Wild Turkeys are exactly that: you go out and hunt and harvest them yourself. You never know what you’ll get with these guys. Some are the best you’ll ever have; some are stringy & awful. Wild Turkeys are are nomadic animals, so you just never know where and what they’ve been eating. Due to the unpredictable flavor of wild turkeys, I don’t recommend them for dinner parties.


Heritage Turkeys are direct descendants from wild turkeys, and bred to be...not wild, meaning farmers got tired of chasing them all over the woods, so they bred the nomadic characteristics out of them. They are typically treated like royalty; pampered, fed a very high quality all vegetarian diet, and are free to roam. While, I have certainly found some very tasty heritage birds...them birds are expensive and I mean expensive, and I’m not convinced they are worth the price. 


Local Turkeys are probably the best turkey you can buy. This is the type of turkey where you meet the people that raised the bird and they give you personal guarantees. These people make it or break it on their honesty, so they have an incentive to be straight forward about what they are raising. Not to mention the positives of spending money in your local community, etc.




Unless you are buying a turkey from a local farmer, fresh isn't best. As mentioned above, a "fresh" turkey can be chilled all the way to 27 degrees fahrenheit & still be considered fresh. Turkey's freezing point is 26 degrees, but the moisture, from processing, can still crystalize and damaged the meat. Then during transport the bird may be introduced to a higher temperature thawing the crystals, then be reintroduced to extreme cold and form again, and further damage the meat, resulting in the proteins not being able to retain moisture during cooking. When serving, the result will be tough, chalky meat.

Frozen turkeys on the other hand, are blast chilled, which eliminates crystals from forming, and is not introduced to temperature fluctuations. The least amount of damage to the poultry is done by blast freezing.  


I don't recommend buying a turkey over 14 pounds, as I have had better results with smaller birds. Rule of thumb is you'll need 1 pound per person. If you're feeding more than 14 people, I would recommend getting or borrowing a portable roaster oven and cooking 2 smaller birds rather than 1 giant one. If this doesn't work for you, just go as small as you can.


Now that I have bored you to tears with all the nuances, here's the quick and dirty of my experiences:

• I don't purchase pre-based / seasoned birds.

• If a knew someone who raised local Turkeys I'd go that route, but like most folks, I don't.

• First Pick for my budget is Organic, Frozen, Young birds.

• If my budget is a bit tighter, and sometimes it is, I go with All Natural, VegEtarian Feed, No Hormone, No Antibiotic, Frozen, Young birds.

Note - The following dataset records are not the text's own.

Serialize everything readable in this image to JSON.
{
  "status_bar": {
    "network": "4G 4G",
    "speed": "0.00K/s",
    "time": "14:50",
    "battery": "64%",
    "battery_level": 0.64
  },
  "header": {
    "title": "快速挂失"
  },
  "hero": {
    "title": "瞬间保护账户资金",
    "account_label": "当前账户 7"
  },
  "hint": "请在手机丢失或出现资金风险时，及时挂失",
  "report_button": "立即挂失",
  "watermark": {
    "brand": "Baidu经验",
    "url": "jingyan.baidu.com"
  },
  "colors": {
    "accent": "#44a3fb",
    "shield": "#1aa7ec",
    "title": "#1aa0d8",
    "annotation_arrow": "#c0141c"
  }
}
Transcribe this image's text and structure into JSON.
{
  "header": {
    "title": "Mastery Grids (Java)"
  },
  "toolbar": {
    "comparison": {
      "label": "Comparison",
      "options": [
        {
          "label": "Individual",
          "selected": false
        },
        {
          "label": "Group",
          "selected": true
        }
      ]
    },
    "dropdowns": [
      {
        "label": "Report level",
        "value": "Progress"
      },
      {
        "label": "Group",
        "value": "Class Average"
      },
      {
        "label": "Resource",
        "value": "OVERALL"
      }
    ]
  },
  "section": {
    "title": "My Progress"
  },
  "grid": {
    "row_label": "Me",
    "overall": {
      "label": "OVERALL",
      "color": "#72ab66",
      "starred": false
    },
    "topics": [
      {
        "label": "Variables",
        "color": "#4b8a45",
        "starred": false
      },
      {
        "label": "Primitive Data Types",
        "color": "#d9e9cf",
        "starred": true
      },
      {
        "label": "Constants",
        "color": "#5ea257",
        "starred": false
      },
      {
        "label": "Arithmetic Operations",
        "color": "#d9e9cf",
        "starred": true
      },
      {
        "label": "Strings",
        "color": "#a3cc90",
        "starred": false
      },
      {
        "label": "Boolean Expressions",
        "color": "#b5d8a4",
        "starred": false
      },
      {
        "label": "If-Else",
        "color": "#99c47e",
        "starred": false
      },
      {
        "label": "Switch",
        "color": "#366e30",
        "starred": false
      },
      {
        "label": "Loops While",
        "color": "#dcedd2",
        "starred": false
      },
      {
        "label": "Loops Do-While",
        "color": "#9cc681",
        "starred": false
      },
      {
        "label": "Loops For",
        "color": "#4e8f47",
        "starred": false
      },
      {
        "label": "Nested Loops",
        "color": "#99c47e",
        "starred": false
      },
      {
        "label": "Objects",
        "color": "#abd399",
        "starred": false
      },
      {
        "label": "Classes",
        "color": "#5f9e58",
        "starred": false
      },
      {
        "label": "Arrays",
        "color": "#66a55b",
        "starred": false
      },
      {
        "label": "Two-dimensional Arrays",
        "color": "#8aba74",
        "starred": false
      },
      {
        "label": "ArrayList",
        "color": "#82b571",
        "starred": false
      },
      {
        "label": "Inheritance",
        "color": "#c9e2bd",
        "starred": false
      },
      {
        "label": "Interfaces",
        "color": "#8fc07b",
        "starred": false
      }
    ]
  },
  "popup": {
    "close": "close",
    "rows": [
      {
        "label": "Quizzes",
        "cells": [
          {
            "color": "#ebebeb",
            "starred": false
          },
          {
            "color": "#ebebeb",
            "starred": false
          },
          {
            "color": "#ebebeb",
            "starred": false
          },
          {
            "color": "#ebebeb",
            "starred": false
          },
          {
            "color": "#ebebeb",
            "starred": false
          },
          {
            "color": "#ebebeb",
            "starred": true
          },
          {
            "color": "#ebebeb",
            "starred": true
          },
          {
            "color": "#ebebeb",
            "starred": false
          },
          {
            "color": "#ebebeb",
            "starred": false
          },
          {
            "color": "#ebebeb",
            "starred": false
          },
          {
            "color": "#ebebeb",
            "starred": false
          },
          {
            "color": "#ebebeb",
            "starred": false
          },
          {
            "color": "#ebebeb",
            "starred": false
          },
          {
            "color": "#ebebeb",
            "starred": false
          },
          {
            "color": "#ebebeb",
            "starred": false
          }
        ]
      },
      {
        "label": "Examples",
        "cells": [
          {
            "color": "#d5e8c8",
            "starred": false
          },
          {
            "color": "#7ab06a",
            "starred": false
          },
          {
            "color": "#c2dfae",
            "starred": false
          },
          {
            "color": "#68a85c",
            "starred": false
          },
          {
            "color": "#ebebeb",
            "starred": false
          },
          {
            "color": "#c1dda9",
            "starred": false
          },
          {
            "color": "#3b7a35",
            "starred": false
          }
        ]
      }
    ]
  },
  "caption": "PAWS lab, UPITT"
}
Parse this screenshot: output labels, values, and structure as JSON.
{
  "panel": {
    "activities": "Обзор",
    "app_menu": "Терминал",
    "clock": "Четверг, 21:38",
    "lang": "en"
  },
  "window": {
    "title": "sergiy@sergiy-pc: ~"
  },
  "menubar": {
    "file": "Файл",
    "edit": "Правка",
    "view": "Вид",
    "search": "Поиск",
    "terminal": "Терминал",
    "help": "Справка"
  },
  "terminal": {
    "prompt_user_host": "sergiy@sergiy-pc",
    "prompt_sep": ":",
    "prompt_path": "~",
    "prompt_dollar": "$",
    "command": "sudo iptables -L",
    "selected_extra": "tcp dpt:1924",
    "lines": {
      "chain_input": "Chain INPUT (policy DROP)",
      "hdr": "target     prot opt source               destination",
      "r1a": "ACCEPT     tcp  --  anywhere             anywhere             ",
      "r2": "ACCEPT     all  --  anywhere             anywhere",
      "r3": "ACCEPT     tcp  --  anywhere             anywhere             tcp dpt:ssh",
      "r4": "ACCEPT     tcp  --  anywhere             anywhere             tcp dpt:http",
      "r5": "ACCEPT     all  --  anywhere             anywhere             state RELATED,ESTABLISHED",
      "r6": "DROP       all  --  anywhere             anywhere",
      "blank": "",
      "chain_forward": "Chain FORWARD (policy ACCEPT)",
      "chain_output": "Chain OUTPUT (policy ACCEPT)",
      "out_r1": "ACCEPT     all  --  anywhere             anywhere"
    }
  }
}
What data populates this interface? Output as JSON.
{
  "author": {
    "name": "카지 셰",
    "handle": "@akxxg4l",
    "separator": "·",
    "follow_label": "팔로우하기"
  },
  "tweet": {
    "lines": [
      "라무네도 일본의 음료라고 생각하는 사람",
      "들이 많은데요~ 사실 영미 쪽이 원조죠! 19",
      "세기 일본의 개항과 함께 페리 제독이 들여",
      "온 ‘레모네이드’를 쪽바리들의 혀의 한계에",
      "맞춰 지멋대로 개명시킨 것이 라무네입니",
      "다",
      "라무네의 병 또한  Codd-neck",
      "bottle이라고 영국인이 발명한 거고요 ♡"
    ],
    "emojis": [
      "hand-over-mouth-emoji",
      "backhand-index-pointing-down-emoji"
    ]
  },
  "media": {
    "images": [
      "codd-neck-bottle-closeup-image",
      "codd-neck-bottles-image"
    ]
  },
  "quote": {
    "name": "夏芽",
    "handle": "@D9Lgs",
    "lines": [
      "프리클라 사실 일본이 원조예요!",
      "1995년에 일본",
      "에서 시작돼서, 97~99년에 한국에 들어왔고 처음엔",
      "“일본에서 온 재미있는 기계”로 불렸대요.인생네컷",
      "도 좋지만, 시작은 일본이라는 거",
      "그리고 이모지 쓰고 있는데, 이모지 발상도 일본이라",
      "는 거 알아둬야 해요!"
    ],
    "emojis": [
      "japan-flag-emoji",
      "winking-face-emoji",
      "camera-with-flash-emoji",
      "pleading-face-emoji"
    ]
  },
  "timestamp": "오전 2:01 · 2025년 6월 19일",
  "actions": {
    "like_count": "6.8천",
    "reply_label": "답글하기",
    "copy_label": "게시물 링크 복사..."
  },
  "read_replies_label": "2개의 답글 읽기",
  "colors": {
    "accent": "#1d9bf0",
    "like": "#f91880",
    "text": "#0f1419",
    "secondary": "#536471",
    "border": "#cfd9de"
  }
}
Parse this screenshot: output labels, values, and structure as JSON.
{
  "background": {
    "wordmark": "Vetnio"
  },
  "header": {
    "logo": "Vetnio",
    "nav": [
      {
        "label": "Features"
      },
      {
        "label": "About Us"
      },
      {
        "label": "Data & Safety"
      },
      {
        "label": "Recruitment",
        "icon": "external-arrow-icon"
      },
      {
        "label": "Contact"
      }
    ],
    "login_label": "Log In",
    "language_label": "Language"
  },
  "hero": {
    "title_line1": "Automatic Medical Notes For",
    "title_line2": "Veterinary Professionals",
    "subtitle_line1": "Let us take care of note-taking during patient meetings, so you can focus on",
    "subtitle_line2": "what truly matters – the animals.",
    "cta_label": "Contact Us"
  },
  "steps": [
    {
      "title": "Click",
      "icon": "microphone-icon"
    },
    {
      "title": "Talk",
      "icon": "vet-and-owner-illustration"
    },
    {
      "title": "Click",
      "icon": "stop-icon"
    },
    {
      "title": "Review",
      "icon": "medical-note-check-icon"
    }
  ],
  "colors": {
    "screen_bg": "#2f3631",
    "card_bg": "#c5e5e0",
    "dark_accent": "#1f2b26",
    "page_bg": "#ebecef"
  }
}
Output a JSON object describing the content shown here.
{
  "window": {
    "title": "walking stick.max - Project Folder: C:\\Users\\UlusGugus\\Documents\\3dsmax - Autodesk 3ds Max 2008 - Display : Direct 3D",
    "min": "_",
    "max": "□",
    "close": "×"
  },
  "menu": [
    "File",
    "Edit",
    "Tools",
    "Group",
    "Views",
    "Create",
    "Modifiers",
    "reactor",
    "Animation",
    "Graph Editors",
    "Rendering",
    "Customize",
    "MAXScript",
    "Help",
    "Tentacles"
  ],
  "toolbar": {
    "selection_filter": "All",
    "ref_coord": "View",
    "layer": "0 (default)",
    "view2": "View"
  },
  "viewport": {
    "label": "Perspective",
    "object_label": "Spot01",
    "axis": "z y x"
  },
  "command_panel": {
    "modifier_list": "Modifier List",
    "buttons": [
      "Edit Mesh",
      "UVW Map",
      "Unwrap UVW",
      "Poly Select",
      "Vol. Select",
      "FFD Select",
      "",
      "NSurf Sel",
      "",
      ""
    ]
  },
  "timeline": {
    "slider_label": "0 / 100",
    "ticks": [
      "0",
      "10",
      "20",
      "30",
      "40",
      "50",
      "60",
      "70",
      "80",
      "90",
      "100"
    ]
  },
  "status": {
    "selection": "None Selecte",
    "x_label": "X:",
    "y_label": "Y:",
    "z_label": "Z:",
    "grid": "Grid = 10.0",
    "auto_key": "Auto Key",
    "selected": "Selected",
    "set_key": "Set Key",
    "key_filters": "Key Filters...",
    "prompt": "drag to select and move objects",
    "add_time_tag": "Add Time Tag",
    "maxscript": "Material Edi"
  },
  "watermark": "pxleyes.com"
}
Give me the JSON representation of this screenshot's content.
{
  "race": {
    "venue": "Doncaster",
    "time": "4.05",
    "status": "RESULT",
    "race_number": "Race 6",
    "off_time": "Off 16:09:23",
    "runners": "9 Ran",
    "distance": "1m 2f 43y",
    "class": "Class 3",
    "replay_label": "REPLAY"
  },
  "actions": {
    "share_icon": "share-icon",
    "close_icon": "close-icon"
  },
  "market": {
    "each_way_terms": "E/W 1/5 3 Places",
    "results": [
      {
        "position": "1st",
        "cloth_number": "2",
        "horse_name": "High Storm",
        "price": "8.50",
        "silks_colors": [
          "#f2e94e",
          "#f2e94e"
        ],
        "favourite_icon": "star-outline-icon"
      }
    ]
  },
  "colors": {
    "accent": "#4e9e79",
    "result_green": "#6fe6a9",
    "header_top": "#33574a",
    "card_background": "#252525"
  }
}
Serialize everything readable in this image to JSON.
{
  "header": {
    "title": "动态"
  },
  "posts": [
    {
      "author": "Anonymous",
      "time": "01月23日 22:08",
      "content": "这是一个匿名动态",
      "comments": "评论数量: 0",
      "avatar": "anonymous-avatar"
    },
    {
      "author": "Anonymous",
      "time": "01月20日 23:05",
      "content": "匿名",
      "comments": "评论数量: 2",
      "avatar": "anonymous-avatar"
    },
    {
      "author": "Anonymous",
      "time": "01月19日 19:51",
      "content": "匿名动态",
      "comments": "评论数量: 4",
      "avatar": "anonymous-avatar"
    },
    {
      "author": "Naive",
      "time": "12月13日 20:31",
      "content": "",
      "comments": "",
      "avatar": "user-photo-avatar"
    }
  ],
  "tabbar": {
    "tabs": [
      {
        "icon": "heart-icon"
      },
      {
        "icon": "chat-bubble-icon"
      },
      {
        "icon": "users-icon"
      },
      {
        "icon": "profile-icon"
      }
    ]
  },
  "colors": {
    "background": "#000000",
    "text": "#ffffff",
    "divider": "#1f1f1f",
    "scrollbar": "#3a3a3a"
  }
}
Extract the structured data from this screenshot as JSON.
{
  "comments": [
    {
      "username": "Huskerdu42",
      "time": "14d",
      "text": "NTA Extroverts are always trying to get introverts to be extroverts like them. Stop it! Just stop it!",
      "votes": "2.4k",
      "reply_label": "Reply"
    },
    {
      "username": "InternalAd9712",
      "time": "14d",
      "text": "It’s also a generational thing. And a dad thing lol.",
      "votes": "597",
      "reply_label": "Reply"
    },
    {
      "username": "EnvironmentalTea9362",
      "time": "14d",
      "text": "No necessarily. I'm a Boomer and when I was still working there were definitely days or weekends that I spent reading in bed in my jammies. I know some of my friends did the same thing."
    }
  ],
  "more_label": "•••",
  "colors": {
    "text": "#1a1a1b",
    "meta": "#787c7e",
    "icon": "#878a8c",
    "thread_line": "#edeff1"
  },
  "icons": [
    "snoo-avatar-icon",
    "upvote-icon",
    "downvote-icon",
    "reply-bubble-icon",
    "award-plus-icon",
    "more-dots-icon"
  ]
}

• Finally, AS a compromise, I'd pick a Kosher bird.

I hope this helps clear the muddy waters when it comes to selecting a Turkey! Please let us know if you have something we missed — best way to learn is from each other. Be on the lookout for our upcoming posts on how to cook up that perfectly selected bird! 

November Desktop Download!

Free November Desktop Wallpaper | Home Again Creative

Happy November everyone! This past week or so here in Nashville have finally started feeling like Fall. The crisp weather is helping me to get into the mood for all the yummy soups, stews, and Thanksgiving on the the horizon. A holiday in which we gather around a table full of wonderful food with family and friends? Yes please!! 

So let's jump into November with this brand new — and oh-so-cute illustrated desktop and phone wallpaper! I hope you're a fan of cute, because this little guy is definitely adorable. :) 

Click the buttons below to download. 

xoxo Lori Danelle